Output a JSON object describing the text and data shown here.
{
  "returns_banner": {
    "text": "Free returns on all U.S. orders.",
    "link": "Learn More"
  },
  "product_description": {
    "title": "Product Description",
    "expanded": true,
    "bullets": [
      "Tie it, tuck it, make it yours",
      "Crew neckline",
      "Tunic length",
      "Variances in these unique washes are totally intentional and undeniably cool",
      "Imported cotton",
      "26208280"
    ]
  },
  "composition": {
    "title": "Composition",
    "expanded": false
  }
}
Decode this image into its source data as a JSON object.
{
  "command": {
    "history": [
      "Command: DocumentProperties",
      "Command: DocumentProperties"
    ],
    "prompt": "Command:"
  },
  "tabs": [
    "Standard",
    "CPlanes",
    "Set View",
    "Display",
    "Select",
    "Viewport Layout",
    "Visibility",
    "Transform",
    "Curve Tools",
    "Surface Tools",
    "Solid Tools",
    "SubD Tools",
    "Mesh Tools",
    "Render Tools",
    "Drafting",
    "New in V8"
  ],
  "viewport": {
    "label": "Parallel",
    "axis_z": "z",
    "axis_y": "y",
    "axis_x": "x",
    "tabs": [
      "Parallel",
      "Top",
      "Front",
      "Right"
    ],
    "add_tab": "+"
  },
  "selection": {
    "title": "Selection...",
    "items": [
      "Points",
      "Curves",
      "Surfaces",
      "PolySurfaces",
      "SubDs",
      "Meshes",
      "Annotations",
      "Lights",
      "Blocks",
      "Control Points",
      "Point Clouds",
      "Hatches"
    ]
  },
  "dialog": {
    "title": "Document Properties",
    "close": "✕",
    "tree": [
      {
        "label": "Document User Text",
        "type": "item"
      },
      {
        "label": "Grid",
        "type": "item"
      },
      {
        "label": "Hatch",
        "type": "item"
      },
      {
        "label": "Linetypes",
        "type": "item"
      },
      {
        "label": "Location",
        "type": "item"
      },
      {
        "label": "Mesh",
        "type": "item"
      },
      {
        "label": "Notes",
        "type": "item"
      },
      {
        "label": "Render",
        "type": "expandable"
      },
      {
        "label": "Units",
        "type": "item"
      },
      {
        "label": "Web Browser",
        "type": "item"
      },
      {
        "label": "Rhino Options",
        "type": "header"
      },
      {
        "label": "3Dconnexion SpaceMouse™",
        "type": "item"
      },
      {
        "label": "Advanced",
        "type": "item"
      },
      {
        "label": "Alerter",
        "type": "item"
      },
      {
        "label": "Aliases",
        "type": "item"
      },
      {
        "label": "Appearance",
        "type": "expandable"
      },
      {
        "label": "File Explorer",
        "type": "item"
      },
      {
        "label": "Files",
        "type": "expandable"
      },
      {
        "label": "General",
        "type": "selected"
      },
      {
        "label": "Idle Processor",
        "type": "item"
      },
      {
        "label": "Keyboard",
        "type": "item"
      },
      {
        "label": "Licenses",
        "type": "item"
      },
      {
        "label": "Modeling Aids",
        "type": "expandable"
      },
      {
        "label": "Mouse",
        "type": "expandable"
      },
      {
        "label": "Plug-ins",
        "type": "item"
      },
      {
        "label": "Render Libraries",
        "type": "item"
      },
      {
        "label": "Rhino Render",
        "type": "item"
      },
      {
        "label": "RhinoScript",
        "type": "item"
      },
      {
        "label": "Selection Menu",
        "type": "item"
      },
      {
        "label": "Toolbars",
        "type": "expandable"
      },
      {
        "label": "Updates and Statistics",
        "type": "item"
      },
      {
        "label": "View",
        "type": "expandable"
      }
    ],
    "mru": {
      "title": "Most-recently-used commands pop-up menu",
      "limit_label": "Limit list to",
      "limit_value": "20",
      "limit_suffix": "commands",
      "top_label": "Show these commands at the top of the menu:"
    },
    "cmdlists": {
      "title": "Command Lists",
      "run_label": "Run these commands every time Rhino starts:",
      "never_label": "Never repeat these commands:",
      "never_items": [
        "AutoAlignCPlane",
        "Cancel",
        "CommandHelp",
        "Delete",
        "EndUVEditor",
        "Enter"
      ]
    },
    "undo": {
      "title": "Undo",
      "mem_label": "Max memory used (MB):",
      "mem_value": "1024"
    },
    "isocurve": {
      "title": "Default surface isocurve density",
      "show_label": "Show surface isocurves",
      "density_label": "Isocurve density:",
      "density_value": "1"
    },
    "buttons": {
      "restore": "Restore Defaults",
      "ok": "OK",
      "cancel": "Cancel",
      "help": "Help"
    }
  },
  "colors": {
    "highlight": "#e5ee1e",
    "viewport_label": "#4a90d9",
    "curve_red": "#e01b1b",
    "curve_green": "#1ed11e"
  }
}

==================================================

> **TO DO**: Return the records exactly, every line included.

> **PROBLEM SOLUTION**:
Output a JSON object describing the text and data shown here.
{
  "returns_banner": {
    "text": "Free returns on all U.S. orders.",
    "link": "Learn More"
  },
  "product_description": {
    "title": "Product Description",
    "expanded": true,
    "bullets": [
      "Tie it, tuck it, make it yours",
      "Crew neckline",
      "Tunic length",
      "Variances in these unique washes are totally intentional and undeniably cool",
      "Imported cotton",
      "26208280"
    ]
  },
  "composition": {
    "title": "Composition",
    "expanded": false
  }
}
Decode this image into its source data as a JSON object.
{
  "command": {
    "history": [
      "Command: DocumentProperties",
      "Command: DocumentProperties"
    ],
    "prompt": "Command:"
  },
  "tabs": [
    "Standard",
    "CPlanes",
    "Set View",
    "Display",
    "Select",
    "Viewport Layout",
    "Visibility",
    "Transform",
    "Curve Tools",
    "Surface Tools",
    "Solid Tools",
    "SubD Tools",
    "Mesh Tools",
    "Render Tools",
    "Drafting",
    "New in V8"
  ],
  "viewport": {
    "label": "Parallel",
    "axis_z": "z",
    "axis_y": "y",
    "axis_x": "x",
    "tabs": [
      "Parallel",
      "Top",
      "Front",
      "Right"
    ],
    "add_tab": "+"
  },
  "selection": {
    "title": "Selection...",
    "items": [
      "Points",
      "Curves",
      "Surfaces",
      "PolySurfaces",
      "SubDs",
      "Meshes",
      "Annotations",
      "Lights",
      "Blocks",
      "Control Points",
      "Point Clouds",
      "Hatches"
    ]
  },
  "dialog": {
    "title": "Document Properties",
    "close": "✕",
    "tree": [
      {
        "label": "Document User Text",
        "type": "item"
      },
      {
        "label": "Grid",
        "type": "item"
      },
      {
        "label": "Hatch",
        "type": "item"
      },
      {
        "label": "Linetypes",
        "type": "item"
      },
      {
        "label": "Location",
        "type": "item"
      },
      {
        "label": "Mesh",
        "type": "item"
      },
      {
        "label": "Notes",
        "type": "item"
      },
      {
        "label": "Render",
        "type": "expandable"
      },
      {
        "label": "Units",
        "type": "item"
      },
      {
        "label": "Web Browser",
        "type": "item"
      },
      {
        "label": "Rhino Options",
        "type": "header"
      },
      {
        "label": "3Dconnexion SpaceMouse™",
        "type": "item"
      },
      {
        "label": "Advanced",
        "type": "item"
      },
      {
        "label": "Alerter",
        "type": "item"
      },
      {
        "label": "Aliases",
        "type": "item"
      },
      {
        "label": "Appearance",
        "type": "expandable"
      },
      {
        "label": "File Explorer",
        "type": "item"
      },
      {
        "label": "Files",
        "type": "expandable"
      },
      {
        "label": "General",
        "type": "selected"
      },
      {
        "label": "Idle Processor",
        "type": "item"
      },
      {
        "label": "Keyboard",
        "type": "item"
      },
      {
        "label": "Licenses",
        "type": "item"
      },
      {
        "label": "Modeling Aids",
        "type": "expandable"
      },
      {
        "label": "Mouse",
        "type": "expandable"
      },
      {
        "label": "Plug-ins",
        "type": "item"
      },
      {
        "label": "Render Libraries",
        "type": "item"
      },
      {
        "label": "Rhino Render",
        "type": "item"
      },
      {
        "label": "RhinoScript",
        "type": "item"
      },
      {
        "label": "Selection Menu",
        "type": "item"
      },
      {
        "label": "Toolbars",
        "type": "expandable"
      },
      {
        "label": "Updates and Statistics",
        "type": "item"
      },
      {
        "label": "View",
        "type": "expandable"
      }
    ],
    "mru": {
      "title": "Most-recently-used commands pop-up menu",
      "limit_label": "Limit list to",
      "limit_value": "20",
      "limit_suffix": "commands",
      "top_label": "Show these commands at the top of the menu:"
    },
    "cmdlists": {
      "title": "Command Lists",
      "run_label": "Run these commands every time Rhino starts:",
      "never_label": "Never repeat these commands:",
      "never_items": [
        "AutoAlignCPlane",
        "Cancel",
        "CommandHelp",
        "Delete",
        "EndUVEditor",
        "Enter"
      ]
    },
    "undo": {
      "title": "Undo",
      "mem_label": "Max memory used (MB):",
      "mem_value": "1024"
    },
    "isocurve": {
      "title": "Default surface isocurve density",
      "show_label": "Show surface isocurves",
      "density_label": "Isocurve density:",
      "density_value": "1"
    },
    "buttons": {
      "restore": "Restore Defaults",
      "ok": "OK",
      "cancel": "Cancel",
      "help": "Help"
    }
  },
  "colors": {
    "highlight": "#e5ee1e",
    "viewport_label": "#4a90d9",
    "curve_red": "#e01b1b",
    "curve_green": "#1ed11e"
  }
}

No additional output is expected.